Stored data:
+---+
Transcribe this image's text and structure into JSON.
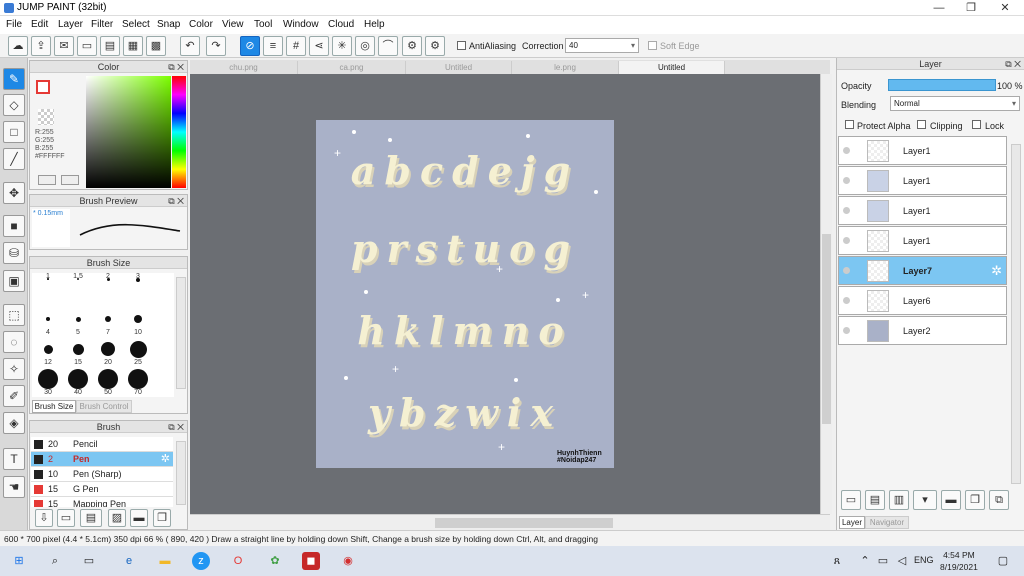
{
  "window": {
    "title": "JUMP PAINT (32bit)"
  },
  "menu": [
    "File",
    "Edit",
    "Layer",
    "Filter",
    "Select",
    "Snap",
    "Color",
    "View",
    "Tool",
    "Window",
    "Cloud",
    "Help"
  ],
  "toolbar": {
    "antialiasing": "AntiAliasing",
    "correction_label": "Correction",
    "correction_value": "40",
    "soft_edge": "Soft Edge"
  },
  "color_panel": {
    "title": "Color",
    "r": "R:255",
    "g": "G:255",
    "b": "B:255",
    "hex": "#FFFFFF"
  },
  "brush_preview": {
    "title": "Brush Preview",
    "size": "0.15mm"
  },
  "brush_size": {
    "title": "Brush Size",
    "sizes": [
      "1",
      "1.5",
      "2",
      "3",
      "4",
      "5",
      "7",
      "10",
      "12",
      "15",
      "20",
      "25",
      "30",
      "40",
      "50",
      "70"
    ],
    "tab1": "Brush Size",
    "tab2": "Brush Control"
  },
  "brush_list": {
    "title": "Brush",
    "items": [
      {
        "size": "20",
        "name": "Pencil",
        "color": "#222"
      },
      {
        "size": "2",
        "name": "Pen",
        "color": "#222",
        "selected": true
      },
      {
        "size": "10",
        "name": "Pen (Sharp)",
        "color": "#222"
      },
      {
        "size": "15",
        "name": "G Pen",
        "color": "#e53935"
      },
      {
        "size": "15",
        "name": "Mapping Pen",
        "color": "#e53935"
      }
    ]
  },
  "doc_tabs": [
    "chu.png",
    "ca.png",
    "Untitled",
    "le.png",
    "Untitled"
  ],
  "artwork": {
    "rows": [
      "abcdejg",
      "prstuog",
      "hklmno",
      "ybzwix"
    ],
    "signature_line1": "HuynhThienn",
    "signature_line2": "#Noidap247"
  },
  "layer_panel": {
    "title": "Layer",
    "opacity_label": "Opacity",
    "opacity_value": "100 %",
    "blending_label": "Blending",
    "blending_value": "Normal",
    "protect_alpha": "Protect Alpha",
    "clipping": "Clipping",
    "lock": "Lock",
    "layers": [
      "Layer1",
      "Layer1",
      "Layer1",
      "Layer1",
      "Layer7",
      "Layer6",
      "Layer2"
    ],
    "tabs": [
      "Layer",
      "Navigator"
    ]
  },
  "status": {
    "text": "600 * 700 pixel   (4.4 * 5.1cm)   350 dpi   66 %   ( 890, 420 )   Draw a straight line by holding down Shift, Change a brush size by holding down Ctrl, Alt, and dragging"
  },
  "taskbar": {
    "lang": "ENG",
    "time": "4:54 PM",
    "date": "8/19/2021"
  }
}
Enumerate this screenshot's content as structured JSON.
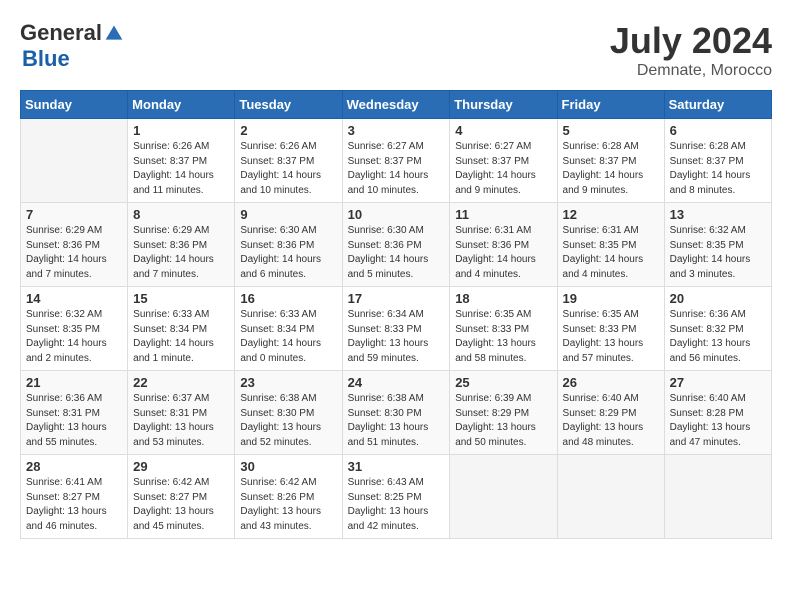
{
  "logo": {
    "general": "General",
    "blue": "Blue"
  },
  "title": "July 2024",
  "location": "Demnate, Morocco",
  "days_of_week": [
    "Sunday",
    "Monday",
    "Tuesday",
    "Wednesday",
    "Thursday",
    "Friday",
    "Saturday"
  ],
  "weeks": [
    [
      {
        "day": "",
        "info": ""
      },
      {
        "day": "1",
        "info": "Sunrise: 6:26 AM\nSunset: 8:37 PM\nDaylight: 14 hours\nand 11 minutes."
      },
      {
        "day": "2",
        "info": "Sunrise: 6:26 AM\nSunset: 8:37 PM\nDaylight: 14 hours\nand 10 minutes."
      },
      {
        "day": "3",
        "info": "Sunrise: 6:27 AM\nSunset: 8:37 PM\nDaylight: 14 hours\nand 10 minutes."
      },
      {
        "day": "4",
        "info": "Sunrise: 6:27 AM\nSunset: 8:37 PM\nDaylight: 14 hours\nand 9 minutes."
      },
      {
        "day": "5",
        "info": "Sunrise: 6:28 AM\nSunset: 8:37 PM\nDaylight: 14 hours\nand 9 minutes."
      },
      {
        "day": "6",
        "info": "Sunrise: 6:28 AM\nSunset: 8:37 PM\nDaylight: 14 hours\nand 8 minutes."
      }
    ],
    [
      {
        "day": "7",
        "info": "Sunrise: 6:29 AM\nSunset: 8:36 PM\nDaylight: 14 hours\nand 7 minutes."
      },
      {
        "day": "8",
        "info": "Sunrise: 6:29 AM\nSunset: 8:36 PM\nDaylight: 14 hours\nand 7 minutes."
      },
      {
        "day": "9",
        "info": "Sunrise: 6:30 AM\nSunset: 8:36 PM\nDaylight: 14 hours\nand 6 minutes."
      },
      {
        "day": "10",
        "info": "Sunrise: 6:30 AM\nSunset: 8:36 PM\nDaylight: 14 hours\nand 5 minutes."
      },
      {
        "day": "11",
        "info": "Sunrise: 6:31 AM\nSunset: 8:36 PM\nDaylight: 14 hours\nand 4 minutes."
      },
      {
        "day": "12",
        "info": "Sunrise: 6:31 AM\nSunset: 8:35 PM\nDaylight: 14 hours\nand 4 minutes."
      },
      {
        "day": "13",
        "info": "Sunrise: 6:32 AM\nSunset: 8:35 PM\nDaylight: 14 hours\nand 3 minutes."
      }
    ],
    [
      {
        "day": "14",
        "info": "Sunrise: 6:32 AM\nSunset: 8:35 PM\nDaylight: 14 hours\nand 2 minutes."
      },
      {
        "day": "15",
        "info": "Sunrise: 6:33 AM\nSunset: 8:34 PM\nDaylight: 14 hours\nand 1 minute."
      },
      {
        "day": "16",
        "info": "Sunrise: 6:33 AM\nSunset: 8:34 PM\nDaylight: 14 hours\nand 0 minutes."
      },
      {
        "day": "17",
        "info": "Sunrise: 6:34 AM\nSunset: 8:33 PM\nDaylight: 13 hours\nand 59 minutes."
      },
      {
        "day": "18",
        "info": "Sunrise: 6:35 AM\nSunset: 8:33 PM\nDaylight: 13 hours\nand 58 minutes."
      },
      {
        "day": "19",
        "info": "Sunrise: 6:35 AM\nSunset: 8:33 PM\nDaylight: 13 hours\nand 57 minutes."
      },
      {
        "day": "20",
        "info": "Sunrise: 6:36 AM\nSunset: 8:32 PM\nDaylight: 13 hours\nand 56 minutes."
      }
    ],
    [
      {
        "day": "21",
        "info": "Sunrise: 6:36 AM\nSunset: 8:31 PM\nDaylight: 13 hours\nand 55 minutes."
      },
      {
        "day": "22",
        "info": "Sunrise: 6:37 AM\nSunset: 8:31 PM\nDaylight: 13 hours\nand 53 minutes."
      },
      {
        "day": "23",
        "info": "Sunrise: 6:38 AM\nSunset: 8:30 PM\nDaylight: 13 hours\nand 52 minutes."
      },
      {
        "day": "24",
        "info": "Sunrise: 6:38 AM\nSunset: 8:30 PM\nDaylight: 13 hours\nand 51 minutes."
      },
      {
        "day": "25",
        "info": "Sunrise: 6:39 AM\nSunset: 8:29 PM\nDaylight: 13 hours\nand 50 minutes."
      },
      {
        "day": "26",
        "info": "Sunrise: 6:40 AM\nSunset: 8:29 PM\nDaylight: 13 hours\nand 48 minutes."
      },
      {
        "day": "27",
        "info": "Sunrise: 6:40 AM\nSunset: 8:28 PM\nDaylight: 13 hours\nand 47 minutes."
      }
    ],
    [
      {
        "day": "28",
        "info": "Sunrise: 6:41 AM\nSunset: 8:27 PM\nDaylight: 13 hours\nand 46 minutes."
      },
      {
        "day": "29",
        "info": "Sunrise: 6:42 AM\nSunset: 8:27 PM\nDaylight: 13 hours\nand 45 minutes."
      },
      {
        "day": "30",
        "info": "Sunrise: 6:42 AM\nSunset: 8:26 PM\nDaylight: 13 hours\nand 43 minutes."
      },
      {
        "day": "31",
        "info": "Sunrise: 6:43 AM\nSunset: 8:25 PM\nDaylight: 13 hours\nand 42 minutes."
      },
      {
        "day": "",
        "info": ""
      },
      {
        "day": "",
        "info": ""
      },
      {
        "day": "",
        "info": ""
      }
    ]
  ]
}
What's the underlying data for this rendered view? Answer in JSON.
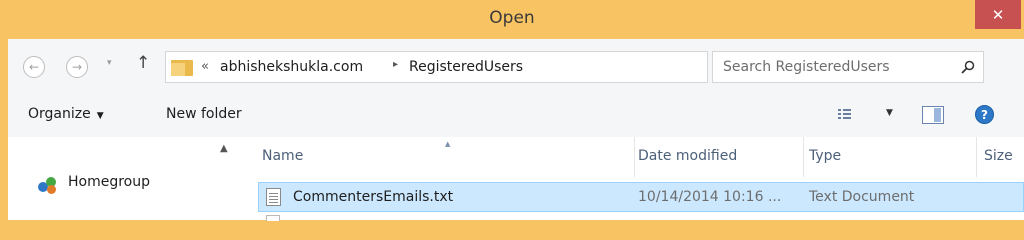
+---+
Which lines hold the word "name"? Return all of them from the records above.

        "name": "Pencil",
        "name": "Pen",
        "name": "Pen (Sharp)",
        "name": "G Pen",
        "name": "Mapping Pen",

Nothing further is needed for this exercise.